!DOCTYPE html PUBLIC "-//W3C//DTD XHTML 1.0 Strict//EN" "http://www.w3.org/TR/xhtml1/DTD/xhtml1-strict.dtd"> Streamline Training & Documentation: Management Innovation

Tuesday, December 12, 2006

Management Innovation

Good business management is not magic. Actual people with actual expertise make decisions that bring good outcomes. In an article in the Summer 2006 issue of the MIT Sloan Managment Review, Julian Birkinshaw and Michael Moi of the London Business School provide insight into how well-managed companies arrive at management innovations that pay off in terms of improved business performance.

Birkinshaw and Moi define management innovation as
implementation of new management practices, processes and structures that represent a significant departure from current norms.
In their research, which drew both on the history of important past innovations and on 11 recent cases of innovation, Birkinshaw and Moi found that management innovation is more diffuse and tends to take longer than technological innovation. It also tends to involve external change agents — "academics, consultants, management gurus and ex-employees" — especially in the inspiration and validation stages.

Typically, there are four stages:
  1. Dissatisfaction with the status quo, e.g., a nagging operational problem, an outright crisis, or a strategic threat (a change in the business environment or the emergence of new competitors).

  2. Inspiration from other sources, generally outside the innovator's industry.
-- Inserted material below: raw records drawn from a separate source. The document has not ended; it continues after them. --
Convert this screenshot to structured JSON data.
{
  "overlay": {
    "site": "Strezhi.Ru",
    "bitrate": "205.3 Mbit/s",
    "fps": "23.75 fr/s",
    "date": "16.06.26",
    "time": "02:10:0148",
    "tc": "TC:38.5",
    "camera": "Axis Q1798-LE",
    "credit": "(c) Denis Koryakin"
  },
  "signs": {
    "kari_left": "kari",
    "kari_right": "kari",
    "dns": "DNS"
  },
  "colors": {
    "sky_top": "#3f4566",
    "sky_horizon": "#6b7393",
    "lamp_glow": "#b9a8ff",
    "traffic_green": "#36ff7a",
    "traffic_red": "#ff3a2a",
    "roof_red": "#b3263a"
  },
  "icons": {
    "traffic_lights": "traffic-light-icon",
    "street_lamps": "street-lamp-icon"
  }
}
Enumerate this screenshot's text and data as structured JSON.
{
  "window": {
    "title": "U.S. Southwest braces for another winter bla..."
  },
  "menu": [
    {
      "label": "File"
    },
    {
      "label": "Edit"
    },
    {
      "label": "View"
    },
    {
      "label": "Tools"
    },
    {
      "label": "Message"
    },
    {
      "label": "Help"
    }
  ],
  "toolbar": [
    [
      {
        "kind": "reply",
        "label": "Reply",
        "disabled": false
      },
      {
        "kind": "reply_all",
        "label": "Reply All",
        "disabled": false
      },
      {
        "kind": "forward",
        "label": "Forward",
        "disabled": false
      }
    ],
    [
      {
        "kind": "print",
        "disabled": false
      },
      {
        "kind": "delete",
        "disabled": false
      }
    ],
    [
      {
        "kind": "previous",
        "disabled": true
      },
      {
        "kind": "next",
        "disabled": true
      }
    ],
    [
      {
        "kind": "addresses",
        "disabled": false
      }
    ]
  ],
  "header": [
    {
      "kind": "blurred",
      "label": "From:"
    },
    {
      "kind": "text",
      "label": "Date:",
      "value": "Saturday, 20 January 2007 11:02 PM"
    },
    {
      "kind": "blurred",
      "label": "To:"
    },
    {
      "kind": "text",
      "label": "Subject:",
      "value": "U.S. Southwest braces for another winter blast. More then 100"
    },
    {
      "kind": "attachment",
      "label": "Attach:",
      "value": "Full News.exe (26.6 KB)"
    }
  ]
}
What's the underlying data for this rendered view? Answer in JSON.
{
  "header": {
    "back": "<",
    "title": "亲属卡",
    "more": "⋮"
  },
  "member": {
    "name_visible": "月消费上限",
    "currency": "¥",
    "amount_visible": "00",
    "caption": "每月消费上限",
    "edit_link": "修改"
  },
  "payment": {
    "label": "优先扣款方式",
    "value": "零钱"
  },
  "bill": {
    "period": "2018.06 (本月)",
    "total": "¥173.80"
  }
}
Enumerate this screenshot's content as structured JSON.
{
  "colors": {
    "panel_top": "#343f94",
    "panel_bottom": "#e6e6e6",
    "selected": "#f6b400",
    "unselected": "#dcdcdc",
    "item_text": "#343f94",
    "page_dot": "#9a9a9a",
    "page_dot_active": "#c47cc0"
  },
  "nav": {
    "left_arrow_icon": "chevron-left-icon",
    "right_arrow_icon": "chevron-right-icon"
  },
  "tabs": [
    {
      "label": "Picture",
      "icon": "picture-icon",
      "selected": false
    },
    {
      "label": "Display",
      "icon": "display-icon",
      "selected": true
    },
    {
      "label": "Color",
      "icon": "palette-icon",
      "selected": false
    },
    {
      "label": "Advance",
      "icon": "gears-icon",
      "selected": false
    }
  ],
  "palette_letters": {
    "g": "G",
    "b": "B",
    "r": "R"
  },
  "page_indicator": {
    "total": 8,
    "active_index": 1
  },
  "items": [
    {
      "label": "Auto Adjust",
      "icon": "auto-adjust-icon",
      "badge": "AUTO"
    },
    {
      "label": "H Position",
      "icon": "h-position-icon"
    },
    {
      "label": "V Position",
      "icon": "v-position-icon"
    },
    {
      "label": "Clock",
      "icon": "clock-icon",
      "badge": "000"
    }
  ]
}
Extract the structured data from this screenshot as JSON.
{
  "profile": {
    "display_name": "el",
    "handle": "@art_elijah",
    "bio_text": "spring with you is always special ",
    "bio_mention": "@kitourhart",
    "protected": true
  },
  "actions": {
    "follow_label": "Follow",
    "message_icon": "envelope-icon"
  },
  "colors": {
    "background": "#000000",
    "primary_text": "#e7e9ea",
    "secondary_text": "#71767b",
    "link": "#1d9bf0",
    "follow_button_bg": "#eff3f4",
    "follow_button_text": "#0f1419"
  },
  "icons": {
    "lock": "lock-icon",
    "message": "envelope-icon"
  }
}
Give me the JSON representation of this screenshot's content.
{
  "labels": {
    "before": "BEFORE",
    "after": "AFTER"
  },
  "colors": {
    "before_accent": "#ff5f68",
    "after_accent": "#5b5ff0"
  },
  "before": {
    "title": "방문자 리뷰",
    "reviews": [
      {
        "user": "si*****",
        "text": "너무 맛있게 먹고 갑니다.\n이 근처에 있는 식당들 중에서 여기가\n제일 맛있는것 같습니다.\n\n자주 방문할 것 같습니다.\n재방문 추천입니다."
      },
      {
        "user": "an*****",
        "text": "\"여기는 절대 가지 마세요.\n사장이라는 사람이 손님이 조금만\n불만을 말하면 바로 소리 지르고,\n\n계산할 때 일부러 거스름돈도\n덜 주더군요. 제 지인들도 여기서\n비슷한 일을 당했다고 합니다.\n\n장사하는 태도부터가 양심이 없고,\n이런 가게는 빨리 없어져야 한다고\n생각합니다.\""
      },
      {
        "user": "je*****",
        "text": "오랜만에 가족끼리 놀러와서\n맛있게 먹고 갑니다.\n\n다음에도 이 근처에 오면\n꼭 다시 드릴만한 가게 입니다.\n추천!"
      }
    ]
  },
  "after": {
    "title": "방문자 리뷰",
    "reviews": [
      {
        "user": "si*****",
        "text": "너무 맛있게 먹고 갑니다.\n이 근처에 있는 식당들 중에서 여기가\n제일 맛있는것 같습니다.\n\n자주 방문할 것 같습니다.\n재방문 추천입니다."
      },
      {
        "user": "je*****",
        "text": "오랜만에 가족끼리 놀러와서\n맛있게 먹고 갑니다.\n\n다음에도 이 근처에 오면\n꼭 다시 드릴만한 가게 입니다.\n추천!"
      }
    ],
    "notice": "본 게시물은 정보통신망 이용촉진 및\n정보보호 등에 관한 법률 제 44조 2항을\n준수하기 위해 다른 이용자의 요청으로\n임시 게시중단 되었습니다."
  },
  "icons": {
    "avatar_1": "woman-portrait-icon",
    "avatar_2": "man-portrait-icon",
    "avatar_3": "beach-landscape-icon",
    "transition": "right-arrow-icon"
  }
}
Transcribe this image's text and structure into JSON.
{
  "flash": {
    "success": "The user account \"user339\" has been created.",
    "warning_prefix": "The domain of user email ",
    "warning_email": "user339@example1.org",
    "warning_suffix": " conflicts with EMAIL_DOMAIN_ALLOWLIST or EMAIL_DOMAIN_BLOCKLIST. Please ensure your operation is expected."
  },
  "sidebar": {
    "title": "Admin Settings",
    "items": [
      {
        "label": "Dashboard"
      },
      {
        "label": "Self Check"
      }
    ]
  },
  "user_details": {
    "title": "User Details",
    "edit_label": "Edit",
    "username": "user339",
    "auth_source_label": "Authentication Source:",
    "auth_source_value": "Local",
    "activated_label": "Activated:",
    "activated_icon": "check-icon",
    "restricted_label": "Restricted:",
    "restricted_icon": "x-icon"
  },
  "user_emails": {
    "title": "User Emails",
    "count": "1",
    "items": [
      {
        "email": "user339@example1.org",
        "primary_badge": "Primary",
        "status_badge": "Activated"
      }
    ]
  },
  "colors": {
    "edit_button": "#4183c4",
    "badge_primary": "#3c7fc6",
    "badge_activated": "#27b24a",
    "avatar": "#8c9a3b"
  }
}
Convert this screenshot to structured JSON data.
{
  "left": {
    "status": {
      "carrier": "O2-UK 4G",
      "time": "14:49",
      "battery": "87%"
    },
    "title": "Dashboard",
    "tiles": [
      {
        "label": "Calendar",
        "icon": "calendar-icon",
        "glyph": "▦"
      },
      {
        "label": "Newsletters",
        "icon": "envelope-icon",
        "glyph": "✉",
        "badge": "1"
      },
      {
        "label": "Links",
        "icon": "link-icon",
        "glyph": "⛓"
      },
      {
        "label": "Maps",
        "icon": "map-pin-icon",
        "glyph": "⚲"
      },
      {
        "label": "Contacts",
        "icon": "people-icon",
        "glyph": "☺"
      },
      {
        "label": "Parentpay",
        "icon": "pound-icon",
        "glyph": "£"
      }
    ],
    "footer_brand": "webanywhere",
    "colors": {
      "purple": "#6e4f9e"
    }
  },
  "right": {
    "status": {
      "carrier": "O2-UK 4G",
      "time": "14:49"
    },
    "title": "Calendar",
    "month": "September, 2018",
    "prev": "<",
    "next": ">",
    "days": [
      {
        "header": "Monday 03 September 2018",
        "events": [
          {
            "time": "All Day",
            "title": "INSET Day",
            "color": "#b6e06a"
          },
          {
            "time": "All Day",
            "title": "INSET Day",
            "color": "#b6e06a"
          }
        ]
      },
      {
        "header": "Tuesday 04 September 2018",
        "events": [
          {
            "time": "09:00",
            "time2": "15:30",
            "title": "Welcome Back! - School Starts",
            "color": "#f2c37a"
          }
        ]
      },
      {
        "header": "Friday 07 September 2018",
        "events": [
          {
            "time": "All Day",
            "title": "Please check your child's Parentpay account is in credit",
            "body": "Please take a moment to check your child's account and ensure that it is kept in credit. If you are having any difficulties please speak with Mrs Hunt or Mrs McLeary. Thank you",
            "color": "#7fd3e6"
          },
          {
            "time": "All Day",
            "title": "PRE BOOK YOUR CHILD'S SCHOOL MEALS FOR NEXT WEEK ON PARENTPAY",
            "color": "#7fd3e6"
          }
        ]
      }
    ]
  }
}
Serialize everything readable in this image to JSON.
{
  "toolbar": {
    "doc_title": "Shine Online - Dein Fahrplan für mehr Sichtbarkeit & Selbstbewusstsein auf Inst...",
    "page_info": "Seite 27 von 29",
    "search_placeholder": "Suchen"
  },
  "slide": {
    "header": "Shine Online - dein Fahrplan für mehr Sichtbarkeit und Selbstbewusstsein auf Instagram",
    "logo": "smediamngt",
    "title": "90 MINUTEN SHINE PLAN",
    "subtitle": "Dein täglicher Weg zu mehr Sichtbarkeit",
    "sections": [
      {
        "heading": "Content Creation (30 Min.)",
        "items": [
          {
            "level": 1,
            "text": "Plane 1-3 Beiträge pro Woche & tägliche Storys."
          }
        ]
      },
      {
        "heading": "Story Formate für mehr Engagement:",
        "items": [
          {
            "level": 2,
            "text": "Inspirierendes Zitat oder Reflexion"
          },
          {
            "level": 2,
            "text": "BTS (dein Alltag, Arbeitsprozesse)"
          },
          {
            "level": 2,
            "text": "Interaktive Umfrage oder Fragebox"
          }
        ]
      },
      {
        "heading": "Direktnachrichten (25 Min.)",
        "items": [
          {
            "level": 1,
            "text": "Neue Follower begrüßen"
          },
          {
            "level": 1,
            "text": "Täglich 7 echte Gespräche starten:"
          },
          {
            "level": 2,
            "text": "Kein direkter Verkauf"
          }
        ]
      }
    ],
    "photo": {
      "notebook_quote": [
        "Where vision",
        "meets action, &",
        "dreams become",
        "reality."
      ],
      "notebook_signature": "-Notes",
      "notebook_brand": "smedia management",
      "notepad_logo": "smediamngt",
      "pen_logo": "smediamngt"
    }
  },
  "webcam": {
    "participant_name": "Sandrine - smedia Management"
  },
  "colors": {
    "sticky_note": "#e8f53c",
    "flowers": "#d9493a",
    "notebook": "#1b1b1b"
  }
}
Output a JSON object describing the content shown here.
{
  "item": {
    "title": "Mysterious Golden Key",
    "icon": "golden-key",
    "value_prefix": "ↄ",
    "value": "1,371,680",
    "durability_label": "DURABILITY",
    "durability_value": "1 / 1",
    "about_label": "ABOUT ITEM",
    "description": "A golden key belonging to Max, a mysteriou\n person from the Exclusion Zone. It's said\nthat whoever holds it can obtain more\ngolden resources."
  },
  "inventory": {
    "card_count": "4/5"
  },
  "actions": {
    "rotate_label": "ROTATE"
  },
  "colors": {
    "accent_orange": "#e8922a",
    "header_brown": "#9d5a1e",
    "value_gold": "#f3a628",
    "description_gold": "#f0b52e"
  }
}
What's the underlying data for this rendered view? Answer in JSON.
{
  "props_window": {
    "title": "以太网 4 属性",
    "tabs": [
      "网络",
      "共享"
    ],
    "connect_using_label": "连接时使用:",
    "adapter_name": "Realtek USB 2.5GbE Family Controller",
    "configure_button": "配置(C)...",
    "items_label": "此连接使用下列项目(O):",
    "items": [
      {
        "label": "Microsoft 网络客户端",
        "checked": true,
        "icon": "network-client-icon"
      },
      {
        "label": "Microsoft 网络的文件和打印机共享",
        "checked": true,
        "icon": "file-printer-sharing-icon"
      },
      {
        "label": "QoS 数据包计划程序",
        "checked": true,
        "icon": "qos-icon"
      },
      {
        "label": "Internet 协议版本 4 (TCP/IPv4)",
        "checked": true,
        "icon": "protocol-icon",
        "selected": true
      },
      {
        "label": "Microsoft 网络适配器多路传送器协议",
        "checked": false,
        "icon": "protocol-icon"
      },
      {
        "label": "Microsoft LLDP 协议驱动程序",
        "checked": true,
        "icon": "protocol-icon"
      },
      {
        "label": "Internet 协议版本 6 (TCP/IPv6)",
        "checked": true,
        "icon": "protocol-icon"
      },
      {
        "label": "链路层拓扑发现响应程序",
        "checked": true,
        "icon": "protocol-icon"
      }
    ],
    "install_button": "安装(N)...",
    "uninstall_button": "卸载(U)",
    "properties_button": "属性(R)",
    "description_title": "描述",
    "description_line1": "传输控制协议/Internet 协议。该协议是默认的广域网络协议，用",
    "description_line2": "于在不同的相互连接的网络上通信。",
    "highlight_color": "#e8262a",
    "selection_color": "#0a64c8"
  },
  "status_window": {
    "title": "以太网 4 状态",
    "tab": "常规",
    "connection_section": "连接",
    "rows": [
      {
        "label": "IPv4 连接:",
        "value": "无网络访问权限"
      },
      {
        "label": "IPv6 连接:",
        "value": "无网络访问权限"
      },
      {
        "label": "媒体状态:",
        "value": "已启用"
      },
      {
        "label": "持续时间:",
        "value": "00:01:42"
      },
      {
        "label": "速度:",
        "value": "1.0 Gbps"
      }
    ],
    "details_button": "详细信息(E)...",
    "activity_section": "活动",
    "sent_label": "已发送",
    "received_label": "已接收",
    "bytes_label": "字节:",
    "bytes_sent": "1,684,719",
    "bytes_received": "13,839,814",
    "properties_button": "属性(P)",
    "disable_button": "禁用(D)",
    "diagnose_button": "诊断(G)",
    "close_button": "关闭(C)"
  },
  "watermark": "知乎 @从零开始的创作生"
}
Management innovators are receptive to a broad range of ideas about how to achieve goals more surely and quickly, and how to address root causes of problems.

  3. Invention of suitable new management practices, processes and/or structures. This phase is generally iterative and gradual.

  4. Validation. Internally, it is important for the innovation's champion to build "a supportive coalition to carry the invention into the organization." External validation (e.g., from a respected academic or management guru) increases the likelihood that the innovation will spread to other companies, but it also makes it more likely that "the pioneer company will stick with the innovation."
Based on themes that emerged from their research, Birkinshaw and Moi offer six suggestions for how a company can be more systematic in pursuing productive management innovations:
  • Become a conscious management innovator, starting by "selling the importance of management innovation to the organization."

  • Create a questioning, problem-solving culture, which means avoiding the fire-fighting approach, and instead exploring root causes and new approaches to solution.

  • Seek analogies and exemplars from different environments, e.g., from the non-profit sector or from other countries.

  • Build a capacity for low-risk experimentation, which generally means trying an innovation first in just a section of the organization to see how it works. The process Best Buy went through with its ROWE initiative is a good example.

  • Make use of external change agents to explore your new ideas, i.e., use outsiders as "a source of new ideas and analogies from different settings, ... as a sounding board for making sense of a company's emerging innovations and ... to validate what is accomplished."

  • Become a serial management innovator, à la GE and Toyota.
Birkinshaw and Moi suggest as additional reading Gary Hamel's article, "The Why, What and How of Management Innovation," in the February 2006 issue of the Harvard Business Review.


Labels: , , ,